* [Problem to solve]
Search the records below for the string "this", and report each line that contains it.

(Items from a data source)

──────

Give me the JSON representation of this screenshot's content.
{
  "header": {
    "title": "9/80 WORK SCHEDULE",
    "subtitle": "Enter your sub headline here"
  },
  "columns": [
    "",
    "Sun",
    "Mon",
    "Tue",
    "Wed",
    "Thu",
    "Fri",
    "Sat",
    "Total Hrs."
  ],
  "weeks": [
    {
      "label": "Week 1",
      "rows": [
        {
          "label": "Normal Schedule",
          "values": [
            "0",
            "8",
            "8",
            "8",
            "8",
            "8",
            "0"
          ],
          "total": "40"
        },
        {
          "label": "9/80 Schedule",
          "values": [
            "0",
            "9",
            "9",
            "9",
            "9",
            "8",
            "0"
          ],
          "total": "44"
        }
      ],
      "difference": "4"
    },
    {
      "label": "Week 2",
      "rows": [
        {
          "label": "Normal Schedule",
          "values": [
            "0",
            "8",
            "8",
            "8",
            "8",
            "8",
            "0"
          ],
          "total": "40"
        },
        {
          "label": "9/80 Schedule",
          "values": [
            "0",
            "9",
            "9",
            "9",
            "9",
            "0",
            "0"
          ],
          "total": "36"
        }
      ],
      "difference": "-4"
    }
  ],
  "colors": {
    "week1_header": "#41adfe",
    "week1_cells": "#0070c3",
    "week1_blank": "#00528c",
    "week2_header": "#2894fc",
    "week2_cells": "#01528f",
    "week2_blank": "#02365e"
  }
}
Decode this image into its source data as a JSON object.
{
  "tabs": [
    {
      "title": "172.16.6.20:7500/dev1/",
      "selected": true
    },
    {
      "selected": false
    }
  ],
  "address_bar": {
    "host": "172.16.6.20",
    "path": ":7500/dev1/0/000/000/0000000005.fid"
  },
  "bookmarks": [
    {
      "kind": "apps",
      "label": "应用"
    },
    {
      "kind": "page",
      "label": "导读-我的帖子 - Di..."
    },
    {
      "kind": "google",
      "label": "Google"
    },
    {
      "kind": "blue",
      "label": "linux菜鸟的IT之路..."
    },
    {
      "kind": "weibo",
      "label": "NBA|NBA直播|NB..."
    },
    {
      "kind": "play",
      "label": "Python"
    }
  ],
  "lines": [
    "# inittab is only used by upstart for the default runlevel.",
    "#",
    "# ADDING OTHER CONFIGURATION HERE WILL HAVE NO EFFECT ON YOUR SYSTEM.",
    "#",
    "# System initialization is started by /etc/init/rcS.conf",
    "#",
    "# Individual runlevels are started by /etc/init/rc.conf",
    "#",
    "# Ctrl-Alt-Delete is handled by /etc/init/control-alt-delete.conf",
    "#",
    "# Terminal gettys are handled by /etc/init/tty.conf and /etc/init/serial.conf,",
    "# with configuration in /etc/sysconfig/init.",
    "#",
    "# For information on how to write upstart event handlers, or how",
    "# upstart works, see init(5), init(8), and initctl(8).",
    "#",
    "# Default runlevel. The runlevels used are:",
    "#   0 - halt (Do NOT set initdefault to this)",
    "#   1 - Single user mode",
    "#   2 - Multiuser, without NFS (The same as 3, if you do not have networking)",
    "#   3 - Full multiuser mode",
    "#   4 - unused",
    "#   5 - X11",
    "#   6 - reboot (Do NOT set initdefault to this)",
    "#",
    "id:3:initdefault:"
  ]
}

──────

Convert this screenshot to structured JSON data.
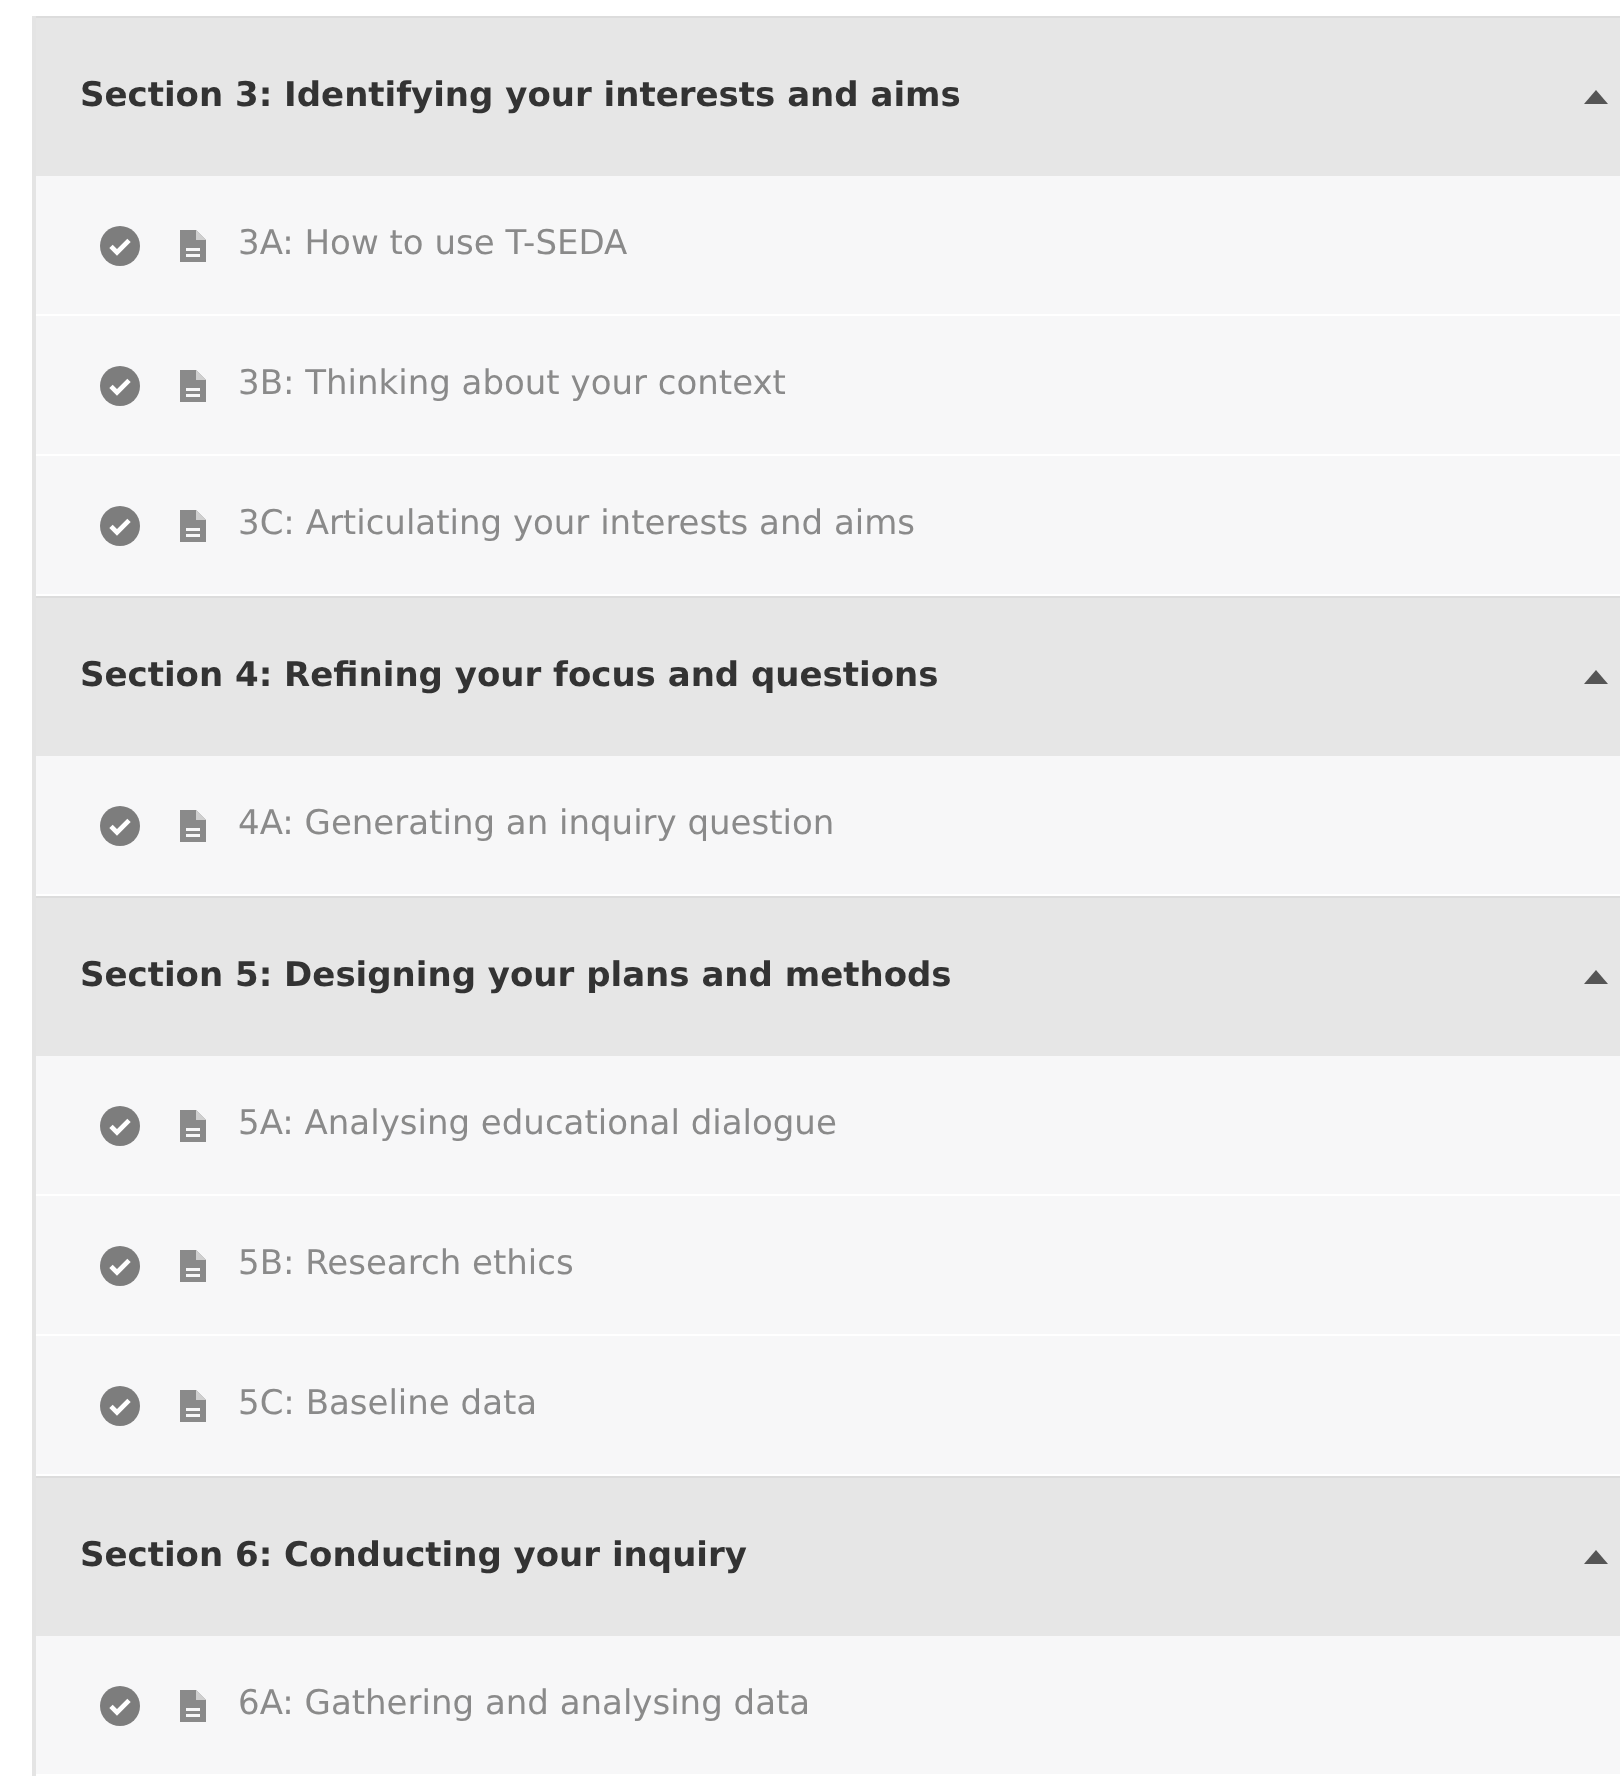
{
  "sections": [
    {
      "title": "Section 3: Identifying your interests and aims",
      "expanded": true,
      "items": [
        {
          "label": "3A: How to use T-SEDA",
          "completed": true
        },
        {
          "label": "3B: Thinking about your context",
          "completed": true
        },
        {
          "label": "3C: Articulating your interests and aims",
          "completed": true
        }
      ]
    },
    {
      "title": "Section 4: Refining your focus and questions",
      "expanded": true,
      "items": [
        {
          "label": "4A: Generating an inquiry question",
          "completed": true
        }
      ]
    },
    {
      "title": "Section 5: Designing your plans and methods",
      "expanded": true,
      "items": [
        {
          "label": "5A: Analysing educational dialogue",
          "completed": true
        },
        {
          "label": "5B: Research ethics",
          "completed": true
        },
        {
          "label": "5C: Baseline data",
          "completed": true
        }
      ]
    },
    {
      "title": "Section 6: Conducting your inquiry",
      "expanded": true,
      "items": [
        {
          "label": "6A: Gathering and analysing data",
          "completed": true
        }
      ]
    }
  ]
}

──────

* [Written reply]
Give me the JSON representation of this screenshot's content.
Decode this image into its source data as a JSON object.
    "#   0 - halt (Do NOT set initdefault to this)",
    "#   6 - reboot (Do NOT set initdefault to this)",
Convert this screenshot to structured JSON data.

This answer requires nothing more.